Aim of the task: Out of the lines below, please list those that hold the string "skaliert".

Website and app data records:
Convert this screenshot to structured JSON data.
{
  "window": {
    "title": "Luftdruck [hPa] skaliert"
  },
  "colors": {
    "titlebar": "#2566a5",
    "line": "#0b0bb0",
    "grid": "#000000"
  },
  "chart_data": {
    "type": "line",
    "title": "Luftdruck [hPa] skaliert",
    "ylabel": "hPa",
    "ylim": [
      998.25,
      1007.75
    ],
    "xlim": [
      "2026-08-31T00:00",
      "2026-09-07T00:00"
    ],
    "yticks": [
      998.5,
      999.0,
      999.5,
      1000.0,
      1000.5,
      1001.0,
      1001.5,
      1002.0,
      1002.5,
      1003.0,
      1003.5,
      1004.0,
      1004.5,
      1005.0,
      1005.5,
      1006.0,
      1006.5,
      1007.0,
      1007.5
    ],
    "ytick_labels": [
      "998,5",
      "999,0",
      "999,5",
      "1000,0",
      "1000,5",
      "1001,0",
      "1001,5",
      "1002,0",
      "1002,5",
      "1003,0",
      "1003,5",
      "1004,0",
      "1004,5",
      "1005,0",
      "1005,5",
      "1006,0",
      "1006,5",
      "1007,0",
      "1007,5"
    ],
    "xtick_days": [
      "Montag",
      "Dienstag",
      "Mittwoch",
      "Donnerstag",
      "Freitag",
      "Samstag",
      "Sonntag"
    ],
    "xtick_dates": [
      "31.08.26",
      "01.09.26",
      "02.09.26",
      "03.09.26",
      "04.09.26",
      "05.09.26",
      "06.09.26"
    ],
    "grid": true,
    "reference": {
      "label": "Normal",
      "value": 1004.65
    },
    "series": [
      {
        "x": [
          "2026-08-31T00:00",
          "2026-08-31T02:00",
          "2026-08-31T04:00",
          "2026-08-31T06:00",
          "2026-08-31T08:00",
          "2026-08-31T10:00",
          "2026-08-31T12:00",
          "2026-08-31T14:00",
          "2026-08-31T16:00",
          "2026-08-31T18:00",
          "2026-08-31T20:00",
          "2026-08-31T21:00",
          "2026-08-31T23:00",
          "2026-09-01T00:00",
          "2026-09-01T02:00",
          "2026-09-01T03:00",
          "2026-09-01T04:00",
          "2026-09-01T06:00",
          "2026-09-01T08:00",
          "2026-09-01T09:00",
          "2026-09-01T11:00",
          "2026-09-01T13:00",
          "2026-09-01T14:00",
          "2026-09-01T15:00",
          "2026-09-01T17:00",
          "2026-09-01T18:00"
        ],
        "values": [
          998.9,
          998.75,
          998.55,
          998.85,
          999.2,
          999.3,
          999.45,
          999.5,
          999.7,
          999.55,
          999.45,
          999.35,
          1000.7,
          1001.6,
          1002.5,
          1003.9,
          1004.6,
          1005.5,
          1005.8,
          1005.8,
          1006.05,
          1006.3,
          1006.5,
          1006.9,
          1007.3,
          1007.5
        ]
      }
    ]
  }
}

Exercise output:
    "title": "Luftdruck [hPa] skaliert"
    "title": "Luftdruck [hPa] skaliert",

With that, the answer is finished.